» Your assignment
Report every line of the data that includes "contact".

::::::::::

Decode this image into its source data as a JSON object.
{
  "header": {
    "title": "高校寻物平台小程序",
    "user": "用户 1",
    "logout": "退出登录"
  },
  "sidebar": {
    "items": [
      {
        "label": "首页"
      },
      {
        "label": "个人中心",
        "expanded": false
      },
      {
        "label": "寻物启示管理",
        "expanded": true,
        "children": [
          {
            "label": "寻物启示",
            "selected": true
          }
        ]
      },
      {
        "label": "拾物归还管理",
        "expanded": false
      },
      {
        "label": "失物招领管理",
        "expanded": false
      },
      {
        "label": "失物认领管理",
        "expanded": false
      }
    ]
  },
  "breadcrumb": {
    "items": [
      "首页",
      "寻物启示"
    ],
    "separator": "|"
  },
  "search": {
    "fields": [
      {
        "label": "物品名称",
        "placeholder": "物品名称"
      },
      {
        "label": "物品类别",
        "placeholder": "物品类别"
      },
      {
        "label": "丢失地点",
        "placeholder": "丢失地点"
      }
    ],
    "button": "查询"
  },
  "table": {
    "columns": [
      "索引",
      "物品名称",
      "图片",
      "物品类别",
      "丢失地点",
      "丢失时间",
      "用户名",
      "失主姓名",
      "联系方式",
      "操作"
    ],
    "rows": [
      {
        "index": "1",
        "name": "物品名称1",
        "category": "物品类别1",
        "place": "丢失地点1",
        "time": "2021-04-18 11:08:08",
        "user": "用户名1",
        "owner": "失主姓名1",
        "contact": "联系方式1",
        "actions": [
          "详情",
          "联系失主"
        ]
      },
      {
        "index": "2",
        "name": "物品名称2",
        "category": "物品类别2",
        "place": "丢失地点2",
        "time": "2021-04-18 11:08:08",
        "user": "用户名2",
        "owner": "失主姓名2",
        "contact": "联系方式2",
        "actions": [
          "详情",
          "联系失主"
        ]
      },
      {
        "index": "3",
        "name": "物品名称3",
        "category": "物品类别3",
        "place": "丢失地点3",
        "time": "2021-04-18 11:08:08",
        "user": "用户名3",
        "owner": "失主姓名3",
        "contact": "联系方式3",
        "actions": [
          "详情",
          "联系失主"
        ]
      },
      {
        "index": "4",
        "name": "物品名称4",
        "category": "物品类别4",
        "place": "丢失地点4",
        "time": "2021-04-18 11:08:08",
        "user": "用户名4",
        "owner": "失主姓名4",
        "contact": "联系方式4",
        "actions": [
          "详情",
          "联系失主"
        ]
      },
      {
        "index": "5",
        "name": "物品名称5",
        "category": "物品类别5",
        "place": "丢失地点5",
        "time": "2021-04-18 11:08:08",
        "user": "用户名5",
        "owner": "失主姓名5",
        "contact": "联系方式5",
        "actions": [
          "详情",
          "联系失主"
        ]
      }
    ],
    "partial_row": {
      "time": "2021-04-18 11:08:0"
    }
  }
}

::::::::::

» Answer for this exercise
        "contact": "联系方式1",
        "contact": "联系方式2",
        "contact": "联系方式3",
        "contact": "联系方式4",
        "contact": "联系方式5",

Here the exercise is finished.